The majority of bike locks can be put into 1 of 4 categories. U/D-Locks, Chains, Foldable, and Cable locks. Each comes with their own pros and cons.
D locks (also known as U locks) are made of hard steel that is moulded into the shape of a D (or a U when not attached to a base). Due to their rigid dual locking system, it means that they have to be cut twice in order to be compromised. But being made of steel means that they can be compromised with bolt croppers which is a common tool used by bike thieves. Thieves using bolt croppers will usually attempt to break a lock by creating a nick which turns into a crack because the metal is contiguous – it consists of an uninterrupted series of atoms. Also, due to their shape, they can give you limited locking options, being unable to fit around lamp posts or other large poles.
Chains are flexible and usually very long, giving you plenty of locking options when it comes to securing your bike which is very handy. However, they are very heavy and cumbersome. High-security chains can weigh a lot as they comprise of thick metal links that can be tricky to defeat. But in order to lock your bike using a chain, you need a padlock to keep it together. Bike thieves can target the padlock and once that is defeated the chain just falls away.
Foldable locks are a really interesting design. They are metal bars that are connected together by rivets, allowing them to pivot, meaning they can be contorted into such a way you can lock your bikes to unusually shaped objects. Although they feel quite quirky, the downside is they aren’t very secure. The steel bars are usually quite thin and the rivets connecting the bars can be vulnerable.
Cable locks are light, flexible, and usually pretty cheap compared to other lock types. However, the majority of them can be cut pretty easily as they are made of braided steel cables and therefore aren’t generally recommended for long stops.

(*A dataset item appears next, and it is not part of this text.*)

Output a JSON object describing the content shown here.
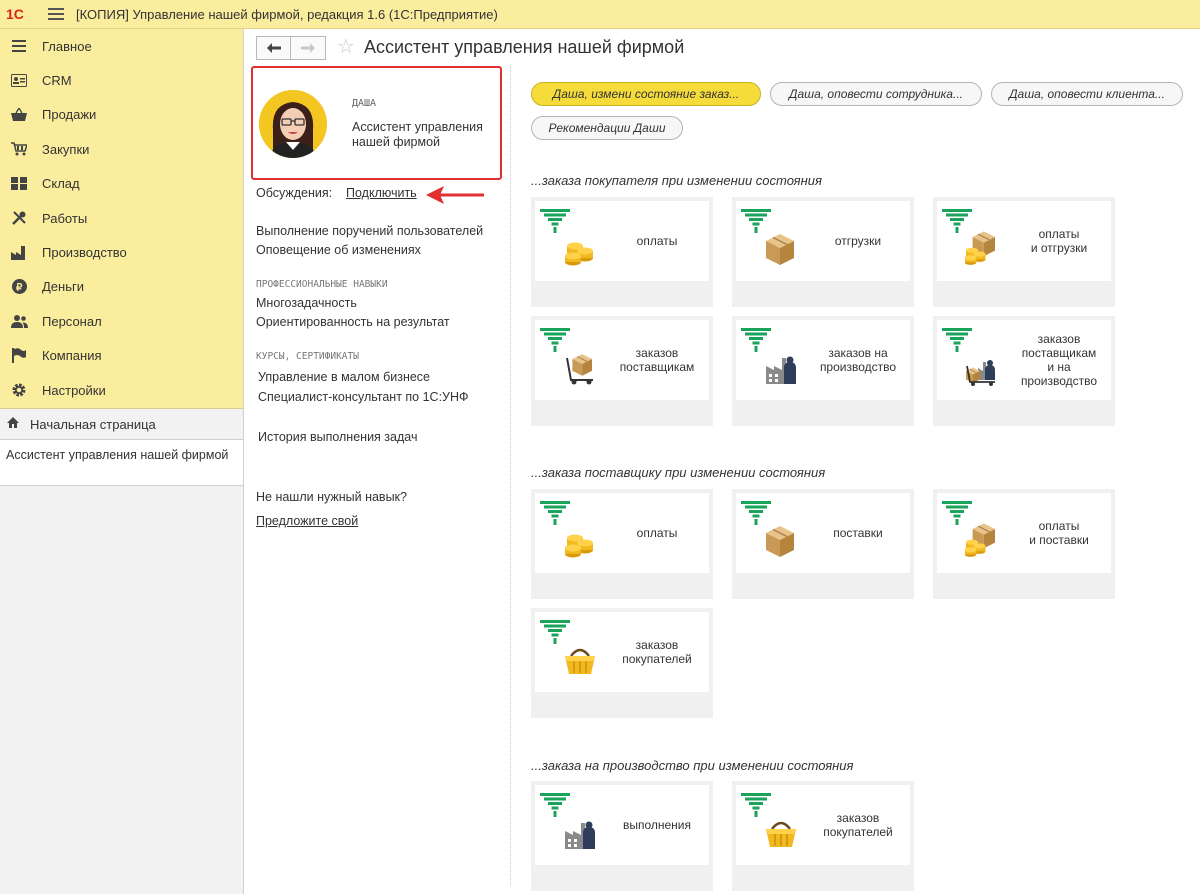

We at Litelok feel like we have taken the pros of many of these types of locks whilst eliminating the cons. We designed a lightweight, flexible, high-security bike lock. We created and patented a new composite material called Boaflexicore. It is made of layers of innovative materials that keep Liteloks lightweight but difficult to cut or break. Each layer provides additional security, meaning it can withstand sustained attack from heavy-duty tools. Whereas bolt croppers can defeat steel locks, Litelok has category-leading resistance against bolt croppers because Boaflexicore is tough & flexible but not brittle. Boaflexicore was made so that it spreads and squashes by placing more material in front of the cut so that it can't be cut.
Our (original) Litelok Gold is the lightest, flexible Sold Secure Gold range available and is targeted at urban commuters and cyclists who need high security. Litelok Silver is even lighter, more flexible, and being Sold Secure Silver rated, it still offers a good level of security. It is suitable for all ages and cyclists.
We are developing a range of locks, so we can offer the right lock to the right cyclist and situation. The two ranges are designed to complement each other.